"People move to the country and the first thing they do is turn their dogs loose," Orwick says. "I don't know what they're thinking — they think … that their animals won't (prey on other animals)? It's a big problem."

Keeping livestock safe is a challenge. Shepherding is the best solution, but few small producers have the time to shepherd or the finances to hire a herder.

"The National Wildlife Center recommends a combination of tools: fencing, guard animals, trapping, shooting, deterrents," Orwick says. "Fencing alone won't do it. Fencing is limited by terrain, and too many predators can dig under, climb over, or smash through."

Double or even triple fencing, however, will create an obstacle course for climbing coyotes and burrowing dogs. A combination of permanent and electric fencing is best, Orwick says.

Another tool for predator control is using guardian animals. Livestock guardian dogs have proven to increase livestock survival rates, according to research by William Andelt, Colorado State University Cooperative Extension wildlife specialist.

Guardian dogs protect sheep by patrolling, aggressively barking, and pursuing a predator when the sheep are threatened.

The breeds that most effectively guard against predators, says Andelt's study, are the Akbash, Great Pyrenees, Komondor, and Anatolian shepherd.

Some farmers and ranchers use llamas, who are naturally aggressive toward dogs and coyotes. They protect livestock by chasing, kicking, or pawing a predator; sounding the alert; and positioning themselves between the livestock and predator.

An Iowa State University study revealed that western sheep producers lost an average of 21 percent of their ewes and lambs annually before acquiring a llama, and 7 percent afterward.

Donkeys also have a natural aversion to dogs and similar animals — coyotes, wolves, foxes .- and will bray, bare their teeth, chase, and bite and kick at a potential threat.

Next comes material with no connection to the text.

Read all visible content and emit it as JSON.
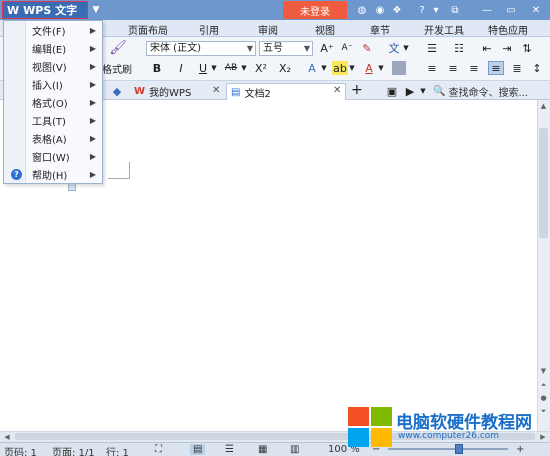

Lethal predator control methods include shooting, trapping, snaring, and poisoning. However, local regulations dictate which methods are legal. Check with the USDA Service Center or Wildlife Services office in your area for guidelines.

Lynn Allen is a Colorado-based writer.